Previous experience, referees' reports and interviews will be used to determine the suitability of candidates for particular programmes.
Months of entry
Harper Adams is the only UK institution to teach general and applied entomology at postgraduate level. The course has a particular focus on conservation and agriculture. There is currently a shortage of expertise in this important topic, which is a key element in the effort to ensure global food security and the understanding of biodiversity. By successfully completing this course you will develop a range of abilities that will prepare for an interesting and fulfilling career in an area with considerable opportunities.
Insects and allied invertebrates comprise approximately 78 per cent of the world’s macro-biodiversity, whereas vertebrates, even using the most generous estimates, make up less than three per cent. Insects and their relatives play an important role in all of our ecosystems. They range from beneficial insects such as pollinators and natural control agents to essential parts of the decomposition cycle such as dung and carrion insects. Many are also important pests of agriculture, horticulture and forestry, in addition to those that cause human health problems.
Many insects are also rare and endangered and need to be managed for conservation. Other insects are used as model organisms for evolutionary and genetic studies.
The aim of the course is to provide students with specialized training in entomology and conservation.
The course will:
- prepare students for a career in entomology and/or conservation
- offer vocational training in the area of applied entomology or insect conservation
- prepare students for PhD studies
The course is intended to provide a detailed understanding of basic and applied entomology and the issues associated with, on the one hand, their ecology and conservation and, on the other, the control of harmful species worldwide. The course is underpinned by an extensive programme of agri-environment research at Harper Adams and longstanding collaborations with research institutes and other organisations in the UK and overseas.
A distinctive and integral feature of our MSc is the high degree of input from entomologists and ecologists in collaborating governmental and non-governmental organizations. This participation takes a variety of forms, including guest lectures, field visits and specific training courses, but may also include providing research projects in their organizations.
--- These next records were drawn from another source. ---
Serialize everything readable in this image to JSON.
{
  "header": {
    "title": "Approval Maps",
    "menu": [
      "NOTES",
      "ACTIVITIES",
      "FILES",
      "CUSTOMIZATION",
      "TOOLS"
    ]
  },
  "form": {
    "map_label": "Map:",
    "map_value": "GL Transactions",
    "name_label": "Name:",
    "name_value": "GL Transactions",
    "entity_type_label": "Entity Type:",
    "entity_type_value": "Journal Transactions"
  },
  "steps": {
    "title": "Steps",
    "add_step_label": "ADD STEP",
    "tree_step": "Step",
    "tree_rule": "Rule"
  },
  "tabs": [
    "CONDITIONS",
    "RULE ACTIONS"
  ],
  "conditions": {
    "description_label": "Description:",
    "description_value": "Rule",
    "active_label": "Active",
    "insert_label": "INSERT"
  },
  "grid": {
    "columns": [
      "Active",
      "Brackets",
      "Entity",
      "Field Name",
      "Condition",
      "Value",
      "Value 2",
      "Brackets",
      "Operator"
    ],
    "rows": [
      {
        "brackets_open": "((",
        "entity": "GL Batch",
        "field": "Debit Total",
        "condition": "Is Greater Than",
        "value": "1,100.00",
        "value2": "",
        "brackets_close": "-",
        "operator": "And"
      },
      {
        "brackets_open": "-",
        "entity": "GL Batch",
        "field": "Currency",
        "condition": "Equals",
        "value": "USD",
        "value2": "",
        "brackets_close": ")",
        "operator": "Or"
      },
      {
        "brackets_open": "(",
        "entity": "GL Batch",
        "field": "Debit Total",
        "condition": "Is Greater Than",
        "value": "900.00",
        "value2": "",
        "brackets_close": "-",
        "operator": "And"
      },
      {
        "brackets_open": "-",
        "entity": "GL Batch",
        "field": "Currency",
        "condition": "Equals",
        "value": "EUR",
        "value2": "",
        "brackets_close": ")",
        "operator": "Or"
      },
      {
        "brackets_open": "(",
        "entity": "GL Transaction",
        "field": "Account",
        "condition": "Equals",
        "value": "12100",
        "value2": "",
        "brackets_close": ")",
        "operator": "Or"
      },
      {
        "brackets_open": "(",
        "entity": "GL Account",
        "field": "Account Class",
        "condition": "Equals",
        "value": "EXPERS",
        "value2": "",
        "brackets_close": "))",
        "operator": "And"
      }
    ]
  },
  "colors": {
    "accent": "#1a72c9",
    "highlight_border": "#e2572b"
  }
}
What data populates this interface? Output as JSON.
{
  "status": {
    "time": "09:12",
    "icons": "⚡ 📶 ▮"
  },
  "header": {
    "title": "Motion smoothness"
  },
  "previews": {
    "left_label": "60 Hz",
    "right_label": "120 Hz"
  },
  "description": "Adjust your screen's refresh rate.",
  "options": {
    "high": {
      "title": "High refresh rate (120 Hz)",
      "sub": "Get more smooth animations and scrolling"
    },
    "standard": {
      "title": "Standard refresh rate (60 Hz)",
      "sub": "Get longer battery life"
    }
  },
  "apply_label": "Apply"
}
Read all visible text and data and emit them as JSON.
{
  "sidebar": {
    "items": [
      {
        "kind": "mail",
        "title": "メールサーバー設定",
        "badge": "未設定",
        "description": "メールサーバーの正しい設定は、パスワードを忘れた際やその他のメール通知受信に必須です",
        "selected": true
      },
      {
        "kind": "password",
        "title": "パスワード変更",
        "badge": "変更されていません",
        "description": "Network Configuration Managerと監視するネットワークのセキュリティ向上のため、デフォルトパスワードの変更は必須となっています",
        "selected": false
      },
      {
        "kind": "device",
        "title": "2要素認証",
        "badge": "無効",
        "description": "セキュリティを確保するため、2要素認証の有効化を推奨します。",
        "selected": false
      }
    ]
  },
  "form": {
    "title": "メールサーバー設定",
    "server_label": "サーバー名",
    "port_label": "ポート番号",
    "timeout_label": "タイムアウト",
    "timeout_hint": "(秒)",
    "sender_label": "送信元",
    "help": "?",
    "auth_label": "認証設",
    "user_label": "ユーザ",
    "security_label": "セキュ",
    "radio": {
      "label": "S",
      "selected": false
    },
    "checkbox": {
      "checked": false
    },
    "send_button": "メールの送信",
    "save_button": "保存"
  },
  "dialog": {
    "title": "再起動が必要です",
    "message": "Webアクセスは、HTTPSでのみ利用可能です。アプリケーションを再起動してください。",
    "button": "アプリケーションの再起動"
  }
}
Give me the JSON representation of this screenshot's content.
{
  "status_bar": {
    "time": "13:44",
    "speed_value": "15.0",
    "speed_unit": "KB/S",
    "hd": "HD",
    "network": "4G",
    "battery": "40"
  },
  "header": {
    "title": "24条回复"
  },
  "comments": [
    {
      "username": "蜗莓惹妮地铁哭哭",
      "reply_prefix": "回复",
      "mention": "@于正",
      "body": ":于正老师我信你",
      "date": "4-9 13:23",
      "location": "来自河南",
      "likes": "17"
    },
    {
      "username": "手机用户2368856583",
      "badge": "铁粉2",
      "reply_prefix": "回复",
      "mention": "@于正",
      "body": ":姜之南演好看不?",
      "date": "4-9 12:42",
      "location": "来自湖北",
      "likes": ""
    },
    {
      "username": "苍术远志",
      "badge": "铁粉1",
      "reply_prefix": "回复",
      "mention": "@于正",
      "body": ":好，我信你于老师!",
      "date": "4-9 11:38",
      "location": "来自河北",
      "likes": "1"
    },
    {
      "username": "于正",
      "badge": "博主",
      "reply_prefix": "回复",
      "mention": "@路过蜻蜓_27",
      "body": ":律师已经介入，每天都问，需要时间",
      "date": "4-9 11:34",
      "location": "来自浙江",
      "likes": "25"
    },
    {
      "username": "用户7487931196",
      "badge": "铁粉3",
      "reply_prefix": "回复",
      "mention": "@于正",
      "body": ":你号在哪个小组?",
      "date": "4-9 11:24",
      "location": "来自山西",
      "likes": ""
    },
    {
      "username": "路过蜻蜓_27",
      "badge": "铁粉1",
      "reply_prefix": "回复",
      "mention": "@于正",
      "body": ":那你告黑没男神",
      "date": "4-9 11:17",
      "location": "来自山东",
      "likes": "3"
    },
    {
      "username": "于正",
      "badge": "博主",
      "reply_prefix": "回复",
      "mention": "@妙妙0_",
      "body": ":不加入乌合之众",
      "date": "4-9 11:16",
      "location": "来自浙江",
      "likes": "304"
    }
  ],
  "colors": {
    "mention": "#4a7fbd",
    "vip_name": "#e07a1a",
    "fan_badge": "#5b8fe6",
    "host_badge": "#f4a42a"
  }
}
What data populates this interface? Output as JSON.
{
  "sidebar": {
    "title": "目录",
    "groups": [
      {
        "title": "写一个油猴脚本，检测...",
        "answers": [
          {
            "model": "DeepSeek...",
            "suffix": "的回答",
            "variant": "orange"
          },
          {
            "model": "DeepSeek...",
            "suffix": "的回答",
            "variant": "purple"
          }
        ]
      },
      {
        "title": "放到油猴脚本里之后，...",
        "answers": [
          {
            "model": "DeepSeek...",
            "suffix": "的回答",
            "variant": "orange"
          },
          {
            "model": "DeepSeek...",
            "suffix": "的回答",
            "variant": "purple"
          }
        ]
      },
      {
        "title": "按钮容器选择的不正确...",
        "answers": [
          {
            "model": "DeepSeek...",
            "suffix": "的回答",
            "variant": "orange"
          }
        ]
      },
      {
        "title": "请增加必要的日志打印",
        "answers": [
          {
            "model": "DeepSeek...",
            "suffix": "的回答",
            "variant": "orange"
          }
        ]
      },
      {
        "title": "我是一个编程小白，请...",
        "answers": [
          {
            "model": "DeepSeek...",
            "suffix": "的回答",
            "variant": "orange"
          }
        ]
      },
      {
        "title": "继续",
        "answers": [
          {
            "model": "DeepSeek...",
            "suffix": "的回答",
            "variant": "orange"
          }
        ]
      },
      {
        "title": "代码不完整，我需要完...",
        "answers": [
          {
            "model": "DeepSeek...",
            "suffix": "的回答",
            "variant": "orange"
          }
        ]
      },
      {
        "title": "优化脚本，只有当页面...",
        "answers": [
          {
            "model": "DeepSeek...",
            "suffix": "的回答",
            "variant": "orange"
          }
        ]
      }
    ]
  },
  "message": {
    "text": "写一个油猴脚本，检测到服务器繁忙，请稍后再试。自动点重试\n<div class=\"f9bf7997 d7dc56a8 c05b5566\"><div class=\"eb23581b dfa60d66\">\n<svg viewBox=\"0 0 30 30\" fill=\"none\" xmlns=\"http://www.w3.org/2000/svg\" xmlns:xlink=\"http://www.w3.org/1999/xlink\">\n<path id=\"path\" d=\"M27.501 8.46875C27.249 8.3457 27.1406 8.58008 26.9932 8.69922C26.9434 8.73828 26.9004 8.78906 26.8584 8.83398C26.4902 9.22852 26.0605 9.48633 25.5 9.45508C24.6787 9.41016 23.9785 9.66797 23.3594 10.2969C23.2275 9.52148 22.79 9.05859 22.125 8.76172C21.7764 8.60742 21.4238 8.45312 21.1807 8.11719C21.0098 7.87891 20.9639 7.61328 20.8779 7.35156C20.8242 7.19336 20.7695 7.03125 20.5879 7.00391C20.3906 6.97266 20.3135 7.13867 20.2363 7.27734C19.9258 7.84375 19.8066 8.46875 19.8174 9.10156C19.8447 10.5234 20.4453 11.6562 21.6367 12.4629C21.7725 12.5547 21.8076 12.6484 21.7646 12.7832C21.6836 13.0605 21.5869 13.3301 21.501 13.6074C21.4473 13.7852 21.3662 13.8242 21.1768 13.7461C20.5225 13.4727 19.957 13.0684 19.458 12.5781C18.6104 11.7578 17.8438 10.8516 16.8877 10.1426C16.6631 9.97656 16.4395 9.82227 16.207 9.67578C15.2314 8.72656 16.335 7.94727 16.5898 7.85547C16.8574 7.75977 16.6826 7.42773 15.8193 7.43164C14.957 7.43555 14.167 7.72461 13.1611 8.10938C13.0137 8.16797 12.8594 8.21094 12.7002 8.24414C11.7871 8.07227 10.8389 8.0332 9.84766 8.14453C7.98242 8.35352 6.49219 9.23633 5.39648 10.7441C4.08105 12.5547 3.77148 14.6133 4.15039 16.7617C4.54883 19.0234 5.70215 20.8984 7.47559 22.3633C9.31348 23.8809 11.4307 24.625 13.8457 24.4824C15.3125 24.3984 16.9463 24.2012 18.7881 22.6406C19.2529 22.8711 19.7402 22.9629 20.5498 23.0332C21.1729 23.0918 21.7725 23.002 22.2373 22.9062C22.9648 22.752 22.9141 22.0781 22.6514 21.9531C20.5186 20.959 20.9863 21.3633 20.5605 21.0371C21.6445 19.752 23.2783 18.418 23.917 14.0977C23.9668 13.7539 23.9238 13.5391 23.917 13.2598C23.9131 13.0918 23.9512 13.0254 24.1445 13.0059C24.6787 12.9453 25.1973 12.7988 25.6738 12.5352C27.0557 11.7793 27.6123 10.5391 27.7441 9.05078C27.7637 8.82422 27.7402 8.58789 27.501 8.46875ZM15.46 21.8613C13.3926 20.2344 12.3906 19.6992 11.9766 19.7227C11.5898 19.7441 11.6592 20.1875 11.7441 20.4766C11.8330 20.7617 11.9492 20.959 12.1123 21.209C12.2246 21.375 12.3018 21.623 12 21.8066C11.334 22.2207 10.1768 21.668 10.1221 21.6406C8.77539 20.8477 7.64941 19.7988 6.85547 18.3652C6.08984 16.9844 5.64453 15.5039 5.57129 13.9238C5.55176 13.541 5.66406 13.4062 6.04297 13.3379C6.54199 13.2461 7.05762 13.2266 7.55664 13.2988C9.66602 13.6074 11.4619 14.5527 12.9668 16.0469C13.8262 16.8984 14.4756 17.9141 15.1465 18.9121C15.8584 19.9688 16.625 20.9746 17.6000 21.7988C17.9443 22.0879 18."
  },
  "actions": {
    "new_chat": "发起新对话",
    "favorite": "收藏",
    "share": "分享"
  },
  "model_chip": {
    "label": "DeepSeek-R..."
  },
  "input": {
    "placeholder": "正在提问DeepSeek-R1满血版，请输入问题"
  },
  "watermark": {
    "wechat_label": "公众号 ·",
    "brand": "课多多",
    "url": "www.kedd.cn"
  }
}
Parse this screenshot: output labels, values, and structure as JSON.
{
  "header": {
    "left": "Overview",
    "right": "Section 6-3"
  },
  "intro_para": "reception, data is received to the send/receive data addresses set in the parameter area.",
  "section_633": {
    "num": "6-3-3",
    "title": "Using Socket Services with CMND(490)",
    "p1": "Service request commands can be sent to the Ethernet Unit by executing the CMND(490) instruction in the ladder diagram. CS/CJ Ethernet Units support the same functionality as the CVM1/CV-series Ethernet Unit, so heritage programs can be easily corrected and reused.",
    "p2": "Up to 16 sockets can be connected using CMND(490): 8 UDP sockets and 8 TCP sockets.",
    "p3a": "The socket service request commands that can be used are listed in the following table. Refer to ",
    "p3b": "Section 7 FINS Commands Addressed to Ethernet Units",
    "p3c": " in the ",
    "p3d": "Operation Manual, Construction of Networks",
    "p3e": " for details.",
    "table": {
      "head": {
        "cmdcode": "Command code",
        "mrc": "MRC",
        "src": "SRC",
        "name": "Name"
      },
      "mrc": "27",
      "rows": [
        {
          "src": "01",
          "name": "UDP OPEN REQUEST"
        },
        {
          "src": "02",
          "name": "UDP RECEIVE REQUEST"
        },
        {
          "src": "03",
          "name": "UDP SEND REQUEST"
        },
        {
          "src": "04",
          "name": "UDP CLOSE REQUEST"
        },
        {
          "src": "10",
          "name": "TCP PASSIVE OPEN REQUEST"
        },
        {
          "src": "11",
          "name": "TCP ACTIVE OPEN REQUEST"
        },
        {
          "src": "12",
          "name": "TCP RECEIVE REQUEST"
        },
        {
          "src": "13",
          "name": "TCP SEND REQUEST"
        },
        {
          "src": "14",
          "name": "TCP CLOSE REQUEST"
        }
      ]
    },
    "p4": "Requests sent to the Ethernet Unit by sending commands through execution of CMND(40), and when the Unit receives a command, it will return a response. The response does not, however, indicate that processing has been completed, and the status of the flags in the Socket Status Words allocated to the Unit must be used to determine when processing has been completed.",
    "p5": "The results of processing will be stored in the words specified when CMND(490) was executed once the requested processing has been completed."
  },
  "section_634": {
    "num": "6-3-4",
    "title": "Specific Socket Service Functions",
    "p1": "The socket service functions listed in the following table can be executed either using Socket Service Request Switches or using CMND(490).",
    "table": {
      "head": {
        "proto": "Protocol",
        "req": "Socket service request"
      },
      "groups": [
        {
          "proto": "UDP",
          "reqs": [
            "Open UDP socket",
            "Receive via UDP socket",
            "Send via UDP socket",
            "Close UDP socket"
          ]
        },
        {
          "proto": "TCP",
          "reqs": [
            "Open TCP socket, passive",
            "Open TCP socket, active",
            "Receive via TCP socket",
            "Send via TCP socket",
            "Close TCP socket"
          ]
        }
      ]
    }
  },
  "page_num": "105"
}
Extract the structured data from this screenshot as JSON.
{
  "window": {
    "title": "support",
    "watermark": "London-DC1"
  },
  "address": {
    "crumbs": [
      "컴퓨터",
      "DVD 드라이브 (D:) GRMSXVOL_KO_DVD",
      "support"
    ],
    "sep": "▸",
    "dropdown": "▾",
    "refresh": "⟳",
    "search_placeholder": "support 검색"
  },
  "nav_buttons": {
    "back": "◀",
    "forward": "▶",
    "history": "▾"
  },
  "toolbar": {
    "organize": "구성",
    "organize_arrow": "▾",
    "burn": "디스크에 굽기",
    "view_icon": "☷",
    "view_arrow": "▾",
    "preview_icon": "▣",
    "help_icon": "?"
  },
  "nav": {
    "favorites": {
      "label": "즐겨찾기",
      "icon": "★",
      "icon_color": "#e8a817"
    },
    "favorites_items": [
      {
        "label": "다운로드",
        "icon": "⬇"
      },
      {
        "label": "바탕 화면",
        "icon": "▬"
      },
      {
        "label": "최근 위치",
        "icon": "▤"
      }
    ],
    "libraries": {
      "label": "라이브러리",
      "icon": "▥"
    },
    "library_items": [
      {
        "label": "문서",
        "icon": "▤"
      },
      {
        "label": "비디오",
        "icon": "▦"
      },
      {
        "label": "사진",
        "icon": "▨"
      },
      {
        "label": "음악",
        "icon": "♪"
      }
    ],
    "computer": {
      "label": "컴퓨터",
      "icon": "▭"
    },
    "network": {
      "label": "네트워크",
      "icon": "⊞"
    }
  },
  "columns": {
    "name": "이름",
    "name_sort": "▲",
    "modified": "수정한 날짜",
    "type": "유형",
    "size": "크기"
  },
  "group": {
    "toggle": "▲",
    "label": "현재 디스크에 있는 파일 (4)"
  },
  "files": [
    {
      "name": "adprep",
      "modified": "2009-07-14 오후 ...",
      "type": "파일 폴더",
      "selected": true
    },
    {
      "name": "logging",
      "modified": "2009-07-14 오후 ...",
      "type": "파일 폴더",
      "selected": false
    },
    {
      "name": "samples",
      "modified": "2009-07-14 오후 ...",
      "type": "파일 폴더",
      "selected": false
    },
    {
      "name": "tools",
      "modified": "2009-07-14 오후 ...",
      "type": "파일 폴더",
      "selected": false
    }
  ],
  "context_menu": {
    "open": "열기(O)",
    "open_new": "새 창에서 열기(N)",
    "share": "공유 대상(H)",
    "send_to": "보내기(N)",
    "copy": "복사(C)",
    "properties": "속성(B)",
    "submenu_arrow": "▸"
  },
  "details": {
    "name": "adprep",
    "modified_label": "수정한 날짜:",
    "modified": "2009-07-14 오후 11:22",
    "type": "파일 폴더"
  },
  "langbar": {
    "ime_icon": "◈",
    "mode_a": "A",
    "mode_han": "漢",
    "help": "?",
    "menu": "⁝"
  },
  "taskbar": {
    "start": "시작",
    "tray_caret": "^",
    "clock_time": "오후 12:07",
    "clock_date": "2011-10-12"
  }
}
Examples of collaborating organizations include The Natural History Museum London, CEH Wallingford, Butterfly Conservation, Bug Life, Horticultural Development Company, Rothamsted Research, and Forest Research.
Qualification and course duration
Course contact details
- Postgraduate Office